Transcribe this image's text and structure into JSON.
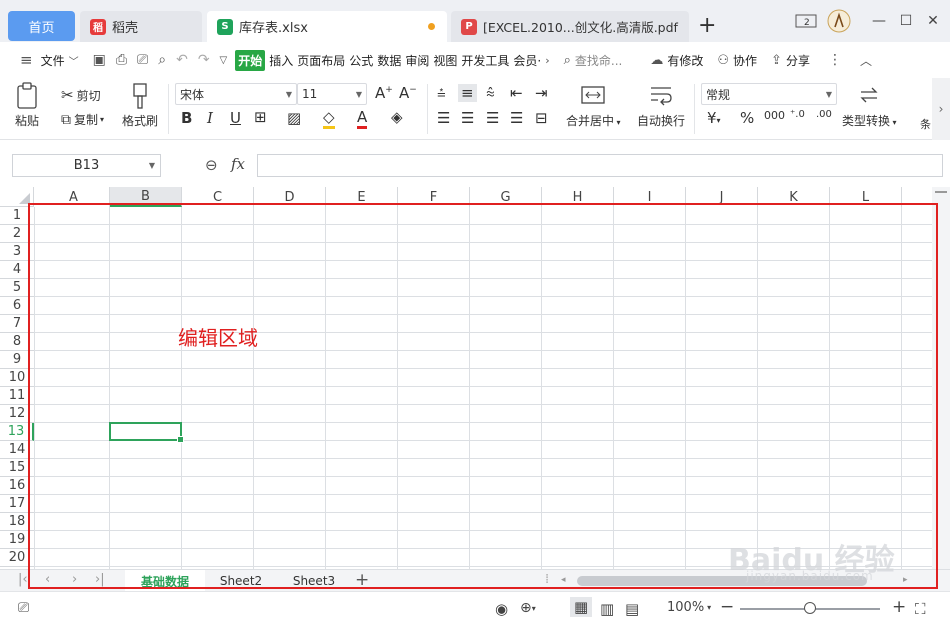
{
  "tabs": {
    "home": "首页",
    "daoke": "稻壳",
    "file": "库存表.xlsx",
    "pdf": "[EXCEL.2010...创文化.高清版.pdf"
  },
  "title_right": {
    "badge": "2"
  },
  "menu": {
    "file": "文件",
    "items": [
      "开始",
      "插入",
      "页面布局",
      "公式",
      "数据",
      "审阅",
      "视图",
      "开发工具",
      "会员·"
    ],
    "active_index": 0,
    "search_placeholder": "查找命...",
    "modify": "有修改",
    "collab": "协作",
    "share": "分享"
  },
  "ribbon": {
    "paste": "粘贴",
    "cut": "剪切",
    "copy": "复制",
    "format_painter": "格式刷",
    "font_name": "宋体",
    "font_size": "11",
    "merge_center": "合并居中",
    "wrap_text": "自动换行",
    "number_format": "常规",
    "type_convert": "类型转换",
    "more": "条"
  },
  "formula_bar": {
    "name_box": "B13",
    "fx": "fx",
    "value": ""
  },
  "grid": {
    "columns": [
      "A",
      "B",
      "C",
      "D",
      "E",
      "F",
      "G",
      "H",
      "I",
      "J",
      "K",
      "L"
    ],
    "rows": [
      "1",
      "2",
      "3",
      "4",
      "5",
      "6",
      "7",
      "8",
      "9",
      "10",
      "11",
      "12",
      "13",
      "14",
      "15",
      "16",
      "17",
      "18",
      "19",
      "20"
    ],
    "selected_col": "B",
    "selected_row": "13"
  },
  "sheets": [
    "基础数据",
    "Sheet2",
    "Sheet3"
  ],
  "active_sheet": 0,
  "status": {
    "zoom": "100%",
    "zoom_fraction": 0.5
  },
  "annotation": {
    "label": "编辑区域",
    "color": "#e02020"
  },
  "watermark": {
    "brand": "Baidu 经验",
    "url": "jingyan.baidu.com"
  },
  "colors": {
    "accent": "#2ea35b",
    "home_tab": "#5b9bf0",
    "annotation": "#e02020"
  }
}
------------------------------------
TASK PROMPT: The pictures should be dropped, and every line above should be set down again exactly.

TASK OUTPUT:
Transcribe this image's text and structure into JSON.
{
  "tabs": {
    "home": "首页",
    "daoke": "稻壳",
    "file": "库存表.xlsx",
    "pdf": "[EXCEL.2010...创文化.高清版.pdf"
  },
  "title_right": {
    "badge": "2"
  },
  "menu": {
    "file": "文件",
    "items": [
      "开始",
      "插入",
      "页面布局",
      "公式",
      "数据",
      "审阅",
      "视图",
      "开发工具",
      "会员·"
    ],
    "active_index": 0,
    "search_placeholder": "查找命...",
    "modify": "有修改",
    "collab": "协作",
    "share": "分享"
  },
  "ribbon": {
    "paste": "粘贴",
    "cut": "剪切",
    "copy": "复制",
    "format_painter": "格式刷",
    "font_name": "宋体",
    "font_size": "11",
    "merge_center": "合并居中",
    "wrap_text": "自动换行",
    "number_format": "常规",
    "type_convert": "类型转换",
    "more": "条"
  },
  "formula_bar": {
    "name_box": "B13",
    "fx": "fx",
    "value": ""
  },
  "grid": {
    "columns": [
      "A",
      "B",
      "C",
      "D",
      "E",
      "F",
      "G",
      "H",
      "I",
      "J",
      "K",
      "L"
    ],
    "rows": [
      "1",
      "2",
      "3",
      "4",
      "5",
      "6",
      "7",
      "8",
      "9",
      "10",
      "11",
      "12",
      "13",
      "14",
      "15",
      "16",
      "17",
      "18",
      "19",
      "20"
    ],
    "selected_col": "B",
    "selected_row": "13"
  },
  "sheets": [
    "基础数据",
    "Sheet2",
    "Sheet3"
  ],
  "active_sheet": 0,
  "status": {
    "zoom": "100%",
    "zoom_fraction": 0.5
  },
  "annotation": {
    "label": "编辑区域",
    "color": "#e02020"
  },
  "watermark": {
    "brand": "Baidu 经验",
    "url": "jingyan.baidu.com"
  },
  "colors": {
    "accent": "#2ea35b",
    "home_tab": "#5b9bf0",
    "annotation": "#e02020"
  }
}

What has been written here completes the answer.